== Data for processing ==

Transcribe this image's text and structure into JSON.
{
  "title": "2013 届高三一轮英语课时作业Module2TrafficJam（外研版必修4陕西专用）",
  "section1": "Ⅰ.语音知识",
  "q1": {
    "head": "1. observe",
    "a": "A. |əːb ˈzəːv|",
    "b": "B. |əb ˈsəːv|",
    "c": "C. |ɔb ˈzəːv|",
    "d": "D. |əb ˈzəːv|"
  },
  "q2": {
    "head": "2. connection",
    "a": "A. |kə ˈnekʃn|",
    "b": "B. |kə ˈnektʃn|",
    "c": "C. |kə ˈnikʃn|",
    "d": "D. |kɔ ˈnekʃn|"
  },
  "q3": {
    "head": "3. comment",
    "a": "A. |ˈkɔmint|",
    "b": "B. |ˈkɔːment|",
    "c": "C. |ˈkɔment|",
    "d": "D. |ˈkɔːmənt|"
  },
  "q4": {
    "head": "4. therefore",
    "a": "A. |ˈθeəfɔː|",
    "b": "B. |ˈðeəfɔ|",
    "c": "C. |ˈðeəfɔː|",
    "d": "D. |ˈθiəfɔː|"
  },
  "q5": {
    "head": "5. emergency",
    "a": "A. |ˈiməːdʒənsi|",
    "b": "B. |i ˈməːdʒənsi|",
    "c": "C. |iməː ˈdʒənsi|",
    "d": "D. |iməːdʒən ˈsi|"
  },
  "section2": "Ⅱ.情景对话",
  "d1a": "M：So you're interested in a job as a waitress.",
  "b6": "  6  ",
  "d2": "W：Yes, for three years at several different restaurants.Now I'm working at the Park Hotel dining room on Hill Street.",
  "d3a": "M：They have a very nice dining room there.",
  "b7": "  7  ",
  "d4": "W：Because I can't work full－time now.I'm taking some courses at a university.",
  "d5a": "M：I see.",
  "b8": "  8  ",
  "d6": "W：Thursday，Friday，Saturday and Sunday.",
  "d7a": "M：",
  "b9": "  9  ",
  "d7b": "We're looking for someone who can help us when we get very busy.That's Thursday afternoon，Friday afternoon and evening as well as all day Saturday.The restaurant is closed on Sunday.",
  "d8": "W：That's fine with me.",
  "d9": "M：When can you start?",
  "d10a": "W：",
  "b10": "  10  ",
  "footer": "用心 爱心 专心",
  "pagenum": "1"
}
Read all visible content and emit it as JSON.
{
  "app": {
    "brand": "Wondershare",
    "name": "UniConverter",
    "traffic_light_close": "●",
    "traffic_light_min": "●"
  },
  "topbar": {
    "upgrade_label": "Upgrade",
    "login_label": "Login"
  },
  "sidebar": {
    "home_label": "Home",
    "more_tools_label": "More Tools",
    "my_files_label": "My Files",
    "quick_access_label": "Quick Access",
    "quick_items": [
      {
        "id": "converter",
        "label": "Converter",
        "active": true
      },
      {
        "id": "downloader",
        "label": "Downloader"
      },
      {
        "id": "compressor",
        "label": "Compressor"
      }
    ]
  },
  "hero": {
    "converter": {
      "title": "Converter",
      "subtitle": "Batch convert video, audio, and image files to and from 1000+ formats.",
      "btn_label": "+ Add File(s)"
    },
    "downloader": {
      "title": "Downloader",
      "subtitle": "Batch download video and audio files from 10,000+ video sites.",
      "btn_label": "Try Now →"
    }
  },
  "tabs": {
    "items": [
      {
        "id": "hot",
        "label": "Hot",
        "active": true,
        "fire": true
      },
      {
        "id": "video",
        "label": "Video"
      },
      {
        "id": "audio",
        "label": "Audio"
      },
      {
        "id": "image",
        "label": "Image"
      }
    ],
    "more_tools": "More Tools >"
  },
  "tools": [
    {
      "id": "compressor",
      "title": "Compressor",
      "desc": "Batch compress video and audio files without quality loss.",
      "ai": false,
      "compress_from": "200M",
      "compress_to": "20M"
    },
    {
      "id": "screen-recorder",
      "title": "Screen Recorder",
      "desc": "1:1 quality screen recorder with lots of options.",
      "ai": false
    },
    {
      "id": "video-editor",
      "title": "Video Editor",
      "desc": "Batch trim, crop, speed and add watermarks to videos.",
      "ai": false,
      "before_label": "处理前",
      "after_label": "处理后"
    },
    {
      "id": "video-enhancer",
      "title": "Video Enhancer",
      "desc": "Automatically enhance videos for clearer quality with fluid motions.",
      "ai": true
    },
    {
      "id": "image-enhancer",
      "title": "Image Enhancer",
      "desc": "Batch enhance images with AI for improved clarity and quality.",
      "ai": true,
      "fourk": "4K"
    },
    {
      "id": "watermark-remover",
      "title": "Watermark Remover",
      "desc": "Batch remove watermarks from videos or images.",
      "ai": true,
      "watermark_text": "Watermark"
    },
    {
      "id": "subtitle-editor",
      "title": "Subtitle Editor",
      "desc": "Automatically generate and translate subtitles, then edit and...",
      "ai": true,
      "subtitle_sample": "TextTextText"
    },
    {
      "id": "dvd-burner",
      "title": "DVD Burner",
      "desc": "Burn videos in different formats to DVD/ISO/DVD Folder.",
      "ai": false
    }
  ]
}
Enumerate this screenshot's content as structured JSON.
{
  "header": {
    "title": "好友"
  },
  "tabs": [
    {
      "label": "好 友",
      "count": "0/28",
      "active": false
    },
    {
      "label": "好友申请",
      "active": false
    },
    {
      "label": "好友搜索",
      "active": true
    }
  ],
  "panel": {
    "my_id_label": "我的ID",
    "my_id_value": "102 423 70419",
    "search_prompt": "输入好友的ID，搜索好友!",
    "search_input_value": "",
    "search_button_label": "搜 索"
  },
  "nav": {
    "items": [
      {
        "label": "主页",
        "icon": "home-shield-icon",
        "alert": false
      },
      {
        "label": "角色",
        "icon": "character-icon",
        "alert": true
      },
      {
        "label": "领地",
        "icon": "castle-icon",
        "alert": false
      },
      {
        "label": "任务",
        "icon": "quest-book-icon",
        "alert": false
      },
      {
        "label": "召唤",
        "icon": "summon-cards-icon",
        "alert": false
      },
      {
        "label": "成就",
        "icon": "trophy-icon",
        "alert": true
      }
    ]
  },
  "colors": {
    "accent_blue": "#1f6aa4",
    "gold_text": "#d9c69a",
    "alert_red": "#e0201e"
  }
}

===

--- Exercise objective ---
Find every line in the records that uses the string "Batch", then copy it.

--- Answer ---
      "subtitle": "Batch convert video, audio, and image files to and from 1000+ formats.",
      "subtitle": "Batch download video and audio files from 10,000+ video sites.",
      "desc": "Batch compress video and audio files without quality loss.",
      "desc": "Batch trim, crop, speed and add watermarks to videos.",
      "desc": "Batch enhance images with AI for improved clarity and quality.",
      "desc": "Batch remove watermarks from videos or images.",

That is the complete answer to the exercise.